RECORDS FOR PROCESSING START

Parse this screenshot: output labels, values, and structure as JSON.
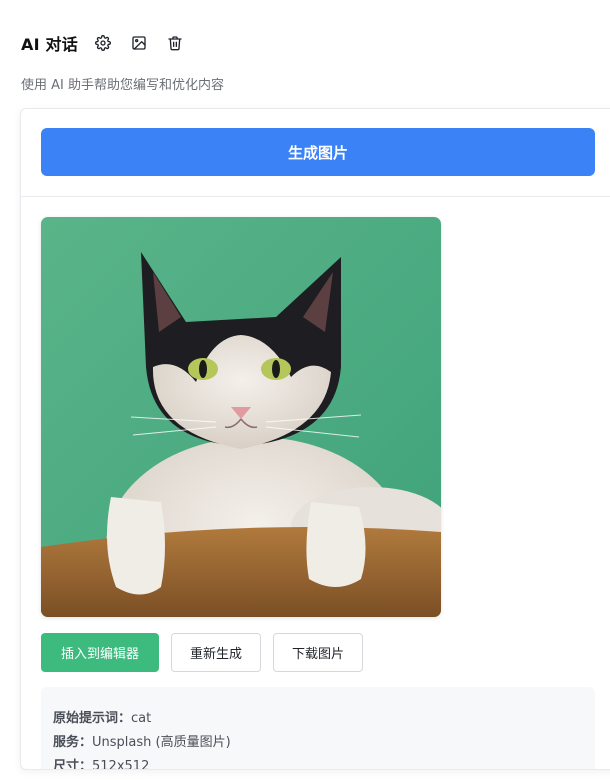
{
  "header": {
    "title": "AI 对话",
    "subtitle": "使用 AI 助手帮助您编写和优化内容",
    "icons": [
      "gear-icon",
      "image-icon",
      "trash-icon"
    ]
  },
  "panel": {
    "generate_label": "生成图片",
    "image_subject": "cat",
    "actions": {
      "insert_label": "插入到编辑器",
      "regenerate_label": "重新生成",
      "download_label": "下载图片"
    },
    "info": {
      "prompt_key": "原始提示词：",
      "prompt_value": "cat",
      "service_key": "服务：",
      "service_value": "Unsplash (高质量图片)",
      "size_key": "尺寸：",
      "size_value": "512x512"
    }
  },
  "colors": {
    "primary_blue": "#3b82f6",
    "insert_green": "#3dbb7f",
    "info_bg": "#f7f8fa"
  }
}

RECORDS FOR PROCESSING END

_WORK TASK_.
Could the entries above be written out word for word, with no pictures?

_OUTPUT_.
Parse this screenshot: output labels, values, and structure as JSON.
{
  "header": {
    "title": "AI 对话",
    "subtitle": "使用 AI 助手帮助您编写和优化内容",
    "icons": [
      "gear-icon",
      "image-icon",
      "trash-icon"
    ]
  },
  "panel": {
    "generate_label": "生成图片",
    "image_subject": "cat",
    "actions": {
      "insert_label": "插入到编辑器",
      "regenerate_label": "重新生成",
      "download_label": "下载图片"
    },
    "info": {
      "prompt_key": "原始提示词：",
      "prompt_value": "cat",
      "service_key": "服务：",
      "service_value": "Unsplash (高质量图片)",
      "size_key": "尺寸：",
      "size_value": "512x512"
    }
  },
  "colors": {
    "primary_blue": "#3b82f6",
    "insert_green": "#3dbb7f",
    "info_bg": "#f7f8fa"
  }
}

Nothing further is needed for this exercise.